The Pamela Harper book looks interesting, judging from reviews on Amazon, which also mention "outstanding photos." I have not read her books; the ones on perennial plant selection also look good.

Entangled said...

Sorry, forgot to add the disclaimer. Don't know Pamela Harper; have never been in the book business except as a customer. Well, not quite true - I have sold off some of my collection on eBay, but don't currently have anything posted there.
I just really like this book, and am always interested in what others have on their shelves.

Leslie Turek said...

Good to see you plugging Jim Crockett's flower gardening book. His vegetable gardening book is also quite excellent - it was my first introduction to gardening of any sort and it led me step by step, month by month, to a very successful initial effort.

For plant reference, I like Michael Dirr's Manual of Woody Landscape Plants. No fancy pictures, but tons of information from a guy who really knows his plants and isn't afraid to state his opinions.

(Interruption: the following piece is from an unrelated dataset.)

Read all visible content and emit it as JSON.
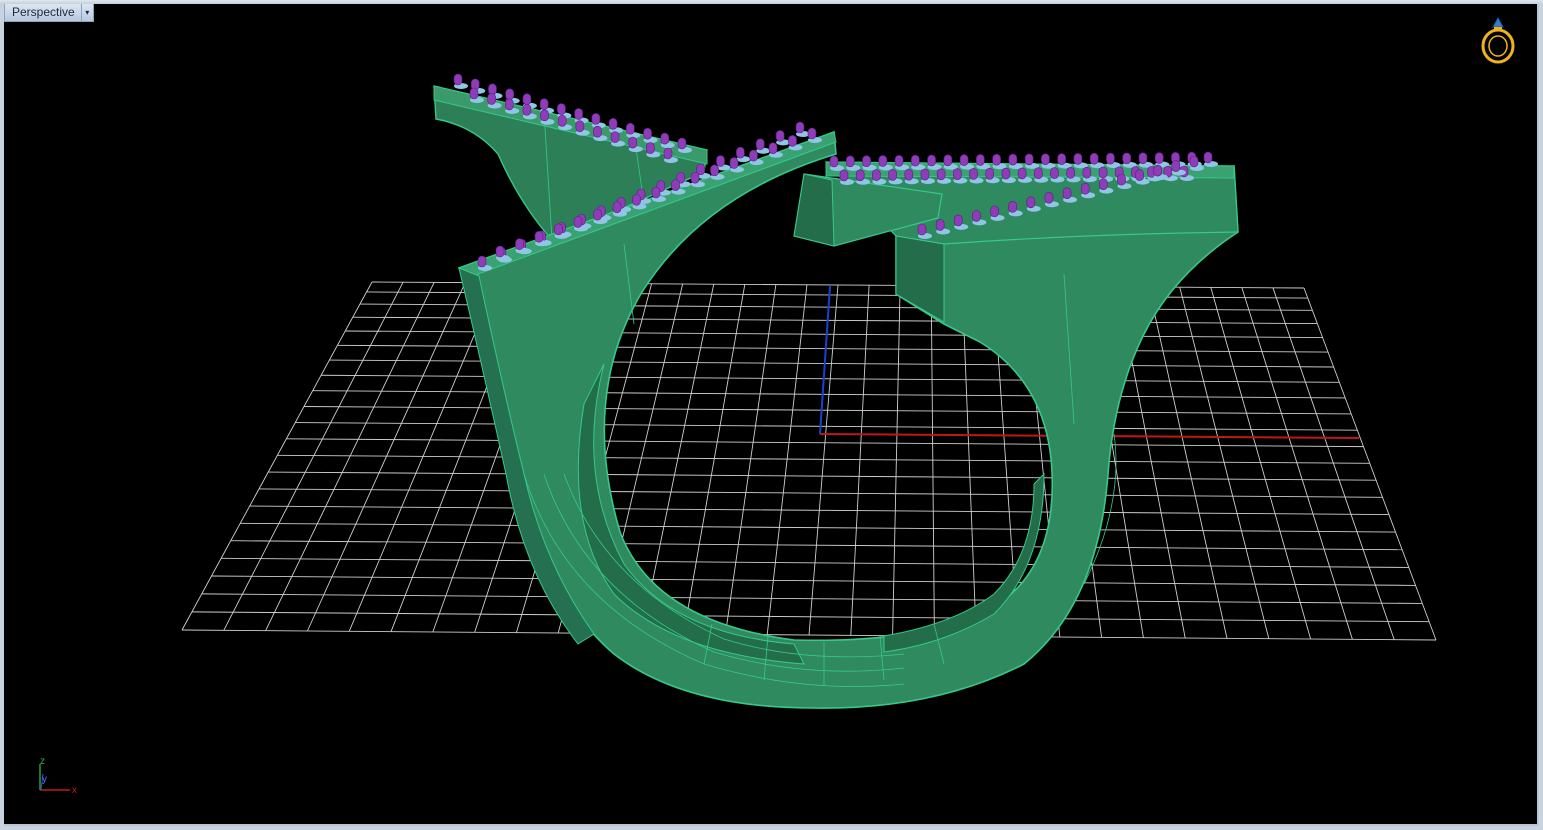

For native plants, the two books by Bill Cullina, Growing and Propagating Wildflowers of the US and Canada and Native Trees, Shrubs, and Vines, are both great. Lots of solid information and a love for plants that shines through. (I admit I'm biased here, as I know Bill through my work at Garden in the Woods, but I still think his books are great.)

I could go on... (I too have tons of garden books), but I have an appointment to go to, which is probably a good thing...

I'll definitely have to look up the other books you mentioned, a few of which I'm not familiar with.

DWPittelli said...

I agree that Dirr's "Manual" is the best source for reference on woody plant species and cultivars -- although it would benefit from photos. (His book with photos is less comprehensive.)

Another book I've gotten from the library several times but have not purchased (I am cheap!) is The Well-Tended Perennial Garden: Planting & Pruning Techniques, by Tracy DiSabato-Aust. It is especially good with detailed info on pinching, shearing and cutting back perennials, and the effect on height and flower times if done at various dates.

I have also spent about an hour in a bookstore reading DiSabato-Aust's book The Well-Designed Mixed Garden: Building Beds and Borders with Trees, Shrubs, Perennials, Annuals, and Bulbs -- it's excellent, much better than any other book I've seen with the specifics (as opposed to examples and theories) of putting together such a border, but I couldn't bring myself to pay retail ($39.95).

DWPittelli said...


You have no need (ethically or by my rules) to explicitly disclaim a personal commercial interest, just to mention it if you do have one. Thanks for your tip.

Jenn said...

"I may blog later on different cultures’ contributions to ideas about symmetry"

Please do this. I would be delighted to read it!

(My garden page is here.)